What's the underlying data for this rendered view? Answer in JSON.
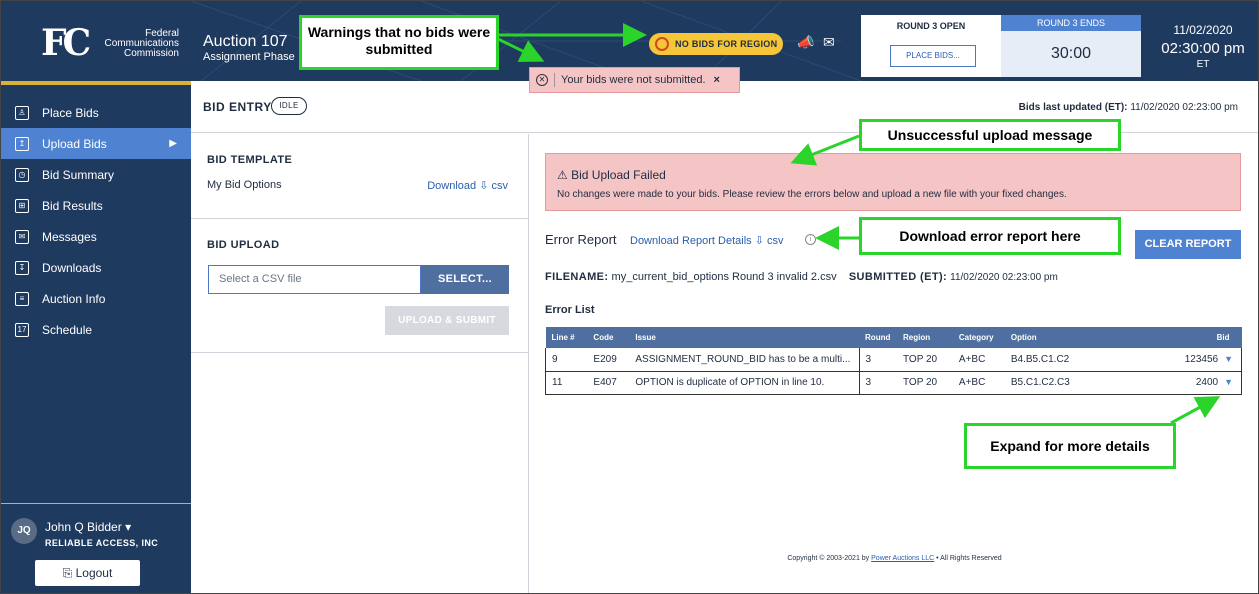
{
  "header": {
    "agency_lines": [
      "Federal",
      "Communications",
      "Commission"
    ],
    "fcc_mark": "FC",
    "auction_title": "Auction 107",
    "auction_phase": "Assignment Phase",
    "no_bids_pill": "NO BIDS FOR REGION",
    "round_open_label": "ROUND 3 OPEN",
    "place_bids_label": "PLACE BIDS...",
    "round_ends_label": "ROUND 3 ENDS",
    "timer": "30:00",
    "date": "11/02/2020",
    "time": "02:30:00 pm",
    "tz": "ET",
    "error_toast": "Your bids were not submitted.",
    "toast_close": "×",
    "bulb_icon": "lightbulb-icon",
    "megaphone_icon": "megaphone-icon",
    "mail_icon": "envelope-icon"
  },
  "sidebar": {
    "items": [
      {
        "label": "Place Bids",
        "icon": "gavel-icon",
        "glyph": "♙"
      },
      {
        "label": "Upload Bids",
        "icon": "upload-icon",
        "glyph": "↥",
        "active": true
      },
      {
        "label": "Bid Summary",
        "icon": "summary-icon",
        "glyph": "◷"
      },
      {
        "label": "Bid Results",
        "icon": "results-icon",
        "glyph": "⊞"
      },
      {
        "label": "Messages",
        "icon": "envelope-icon",
        "glyph": "✉"
      },
      {
        "label": "Downloads",
        "icon": "download-icon",
        "glyph": "↧"
      },
      {
        "label": "Auction Info",
        "icon": "clipboard-icon",
        "glyph": "≡"
      },
      {
        "label": "Schedule",
        "icon": "calendar-icon",
        "glyph": "17"
      }
    ],
    "user": {
      "initials": "JQ",
      "name": "John Q Bidder",
      "company": "RELIABLE ACCESS, INC",
      "logout": "Logout"
    }
  },
  "topbar": {
    "bid_entry": "BID ENTRY",
    "status": "IDLE",
    "last_updated_label": "Bids last updated (ET):",
    "last_updated_value": "11/02/2020 02:23:00 pm"
  },
  "left": {
    "template_title": "BID TEMPLATE",
    "template_option": "My Bid Options",
    "download_label": "Download",
    "csv_label": "csv",
    "upload_title": "BID UPLOAD",
    "file_placeholder": "Select a CSV file",
    "select_label": "SELECT...",
    "upload_submit_label": "UPLOAD & SUBMIT"
  },
  "right": {
    "fail_title": "Bid Upload Failed",
    "fail_message": "No changes were made to your bids. Please review the errors below and upload a new file with your fixed changes.",
    "error_report": "Error Report",
    "download_details": "Download Report Details",
    "csv_label": "csv",
    "clear_report": "CLEAR REPORT",
    "filename_label": "FILENAME:",
    "filename_value": "my_current_bid_options Round 3 invalid 2.csv",
    "submitted_label": "SUBMITTED (ET):",
    "submitted_value": "11/02/2020 02:23:00 pm",
    "error_list": "Error List",
    "table": {
      "headers": [
        "Line #",
        "Code",
        "Issue",
        "Round",
        "Region",
        "Category",
        "Option",
        "Bid"
      ],
      "rows": [
        [
          "9",
          "E209",
          "ASSIGNMENT_ROUND_BID has to be a multi...",
          "3",
          "TOP 20",
          "A+BC",
          "B4.B5.C1.C2",
          "123456"
        ],
        [
          "11",
          "E407",
          "OPTION is duplicate of OPTION in line 10.",
          "3",
          "TOP 20",
          "A+BC",
          "B5.C1.C2.C3",
          "2400"
        ]
      ]
    },
    "copyright_prefix": "Copyright © 2003-2021 by",
    "copyright_link": "Power Auctions LLC",
    "copyright_suffix": "• All Rights Reserved"
  },
  "annotations": {
    "warnings": "Warnings that no bids were submitted",
    "unsuccessful": "Unsuccessful upload message",
    "download_report": "Download error report here",
    "expand": "Expand for more details",
    "arrow_color": "#2ad42a"
  }
}
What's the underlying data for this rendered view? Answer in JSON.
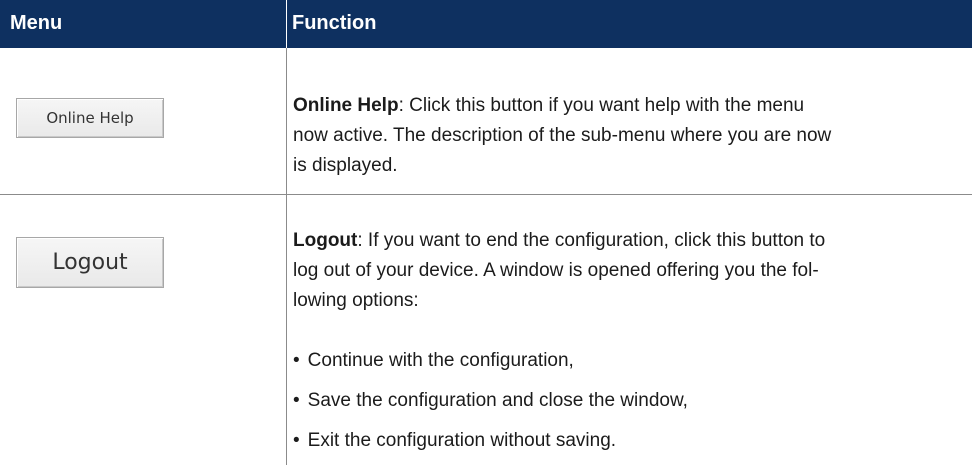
{
  "header": {
    "menu": "Menu",
    "function": "Function"
  },
  "rows": [
    {
      "button_label": "Online Help",
      "title": "Online Help",
      "line1": ": Click this button if you want help with the menu",
      "line2": "now active. The description of the sub-menu where you are now",
      "line3": "is displayed."
    },
    {
      "button_label": "Logout",
      "title": "Logout",
      "line1": ": If you want to end the configuration, click this button to",
      "line2": "log out of your device. A window is opened offering you the fol-",
      "line3": "lowing options:",
      "bullets": [
        "Continue with the configuration,",
        "Save the configuration and close the window,",
        "Exit the configuration without saving."
      ]
    }
  ],
  "colors": {
    "header_bg": "#0e3060",
    "header_text": "#ffffff",
    "divider": "#8b8b8b"
  }
}
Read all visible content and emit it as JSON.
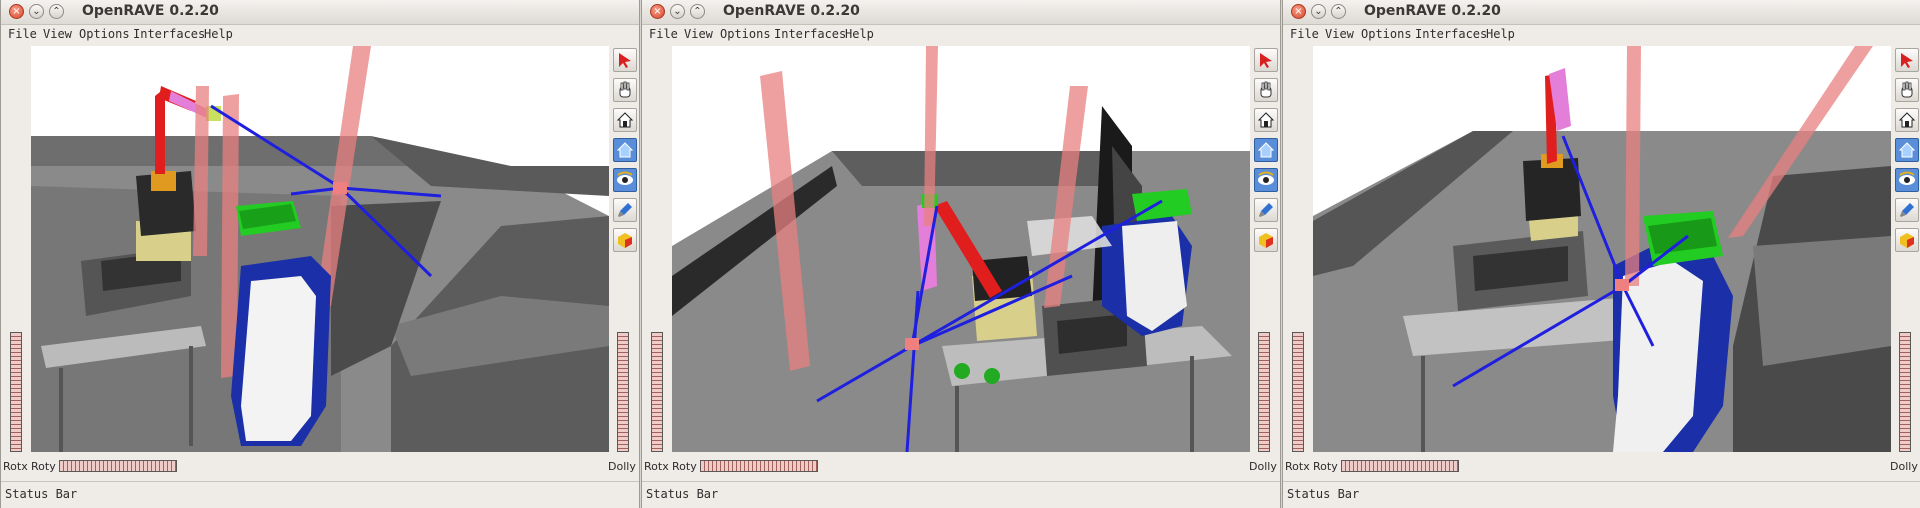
{
  "windows": [
    {
      "title": "OpenRAVE 0.2.20",
      "menu": [
        "File",
        "View",
        "Options",
        "Interfaces",
        "Help"
      ],
      "labels": {
        "rotx": "Rotx",
        "roty": "Roty",
        "dolly": "Dolly"
      },
      "status": "Status Bar"
    },
    {
      "title": "OpenRAVE 0.2.20",
      "menu": [
        "File",
        "View",
        "Options",
        "Interfaces",
        "Help"
      ],
      "labels": {
        "rotx": "Rotx",
        "roty": "Roty",
        "dolly": "Dolly"
      },
      "status": "Status Bar"
    },
    {
      "title": "OpenRAVE 0.2.20",
      "menu": [
        "File",
        "View",
        "Options",
        "Interfaces",
        "Help"
      ],
      "labels": {
        "rotx": "Rotx",
        "roty": "Roty",
        "dolly": "Dolly"
      },
      "status": "Status Bar"
    }
  ],
  "window_buttons": {
    "close": "×",
    "minimize": "⌄",
    "maximize": "⌃"
  },
  "toolbar_icons": [
    "select-arrow-icon",
    "pan-hand-icon",
    "home-view-icon",
    "home-reset-icon",
    "view-eye-icon",
    "light-icon",
    "collision-cube-icon"
  ],
  "colors": {
    "accent": "#5b8ed8",
    "pole": "#e87f7f",
    "ray": "#1f1fe0",
    "gripper_box": "#22cc22",
    "robot_blue": "#1a2fa8"
  }
}
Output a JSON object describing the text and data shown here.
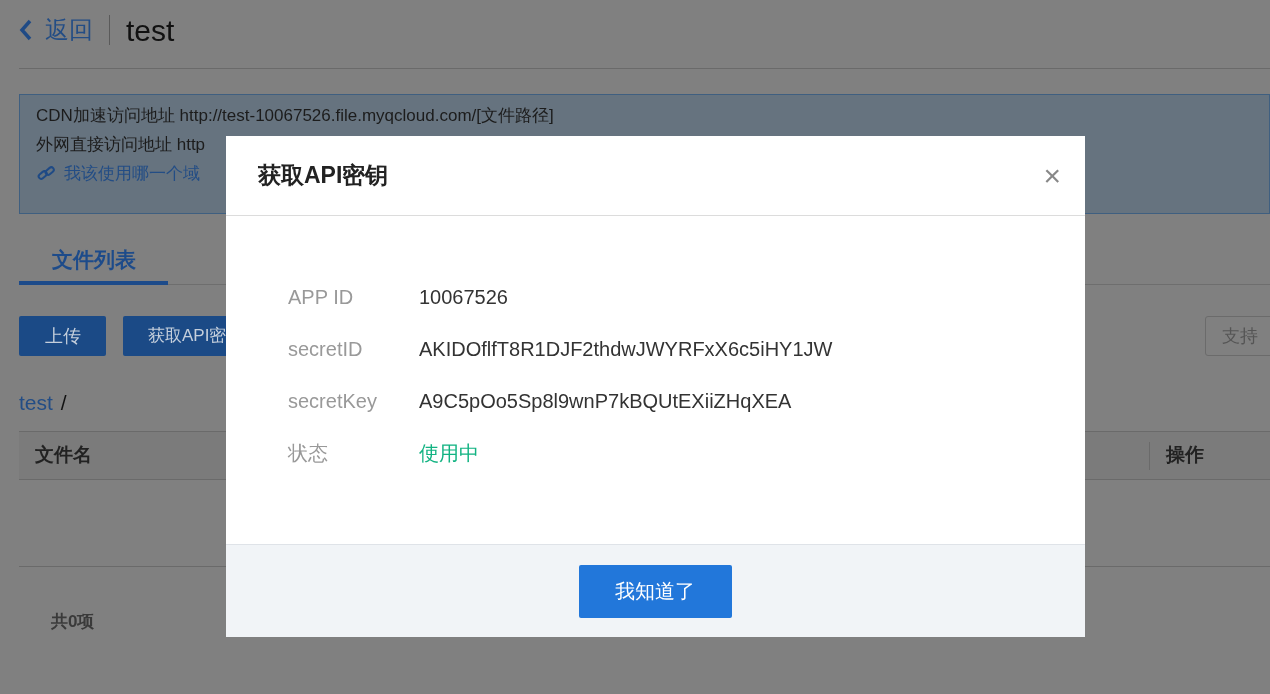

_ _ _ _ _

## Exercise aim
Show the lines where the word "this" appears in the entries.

## Problem solution
What's the underlying data for this rendered view? Answer in JSON.
What's the underlying data for this rendered view? Answer in JSON.
      "line1": ": Click this button if you want help with the menu",
      "line1": ": If you want to end the configuration, click this button to",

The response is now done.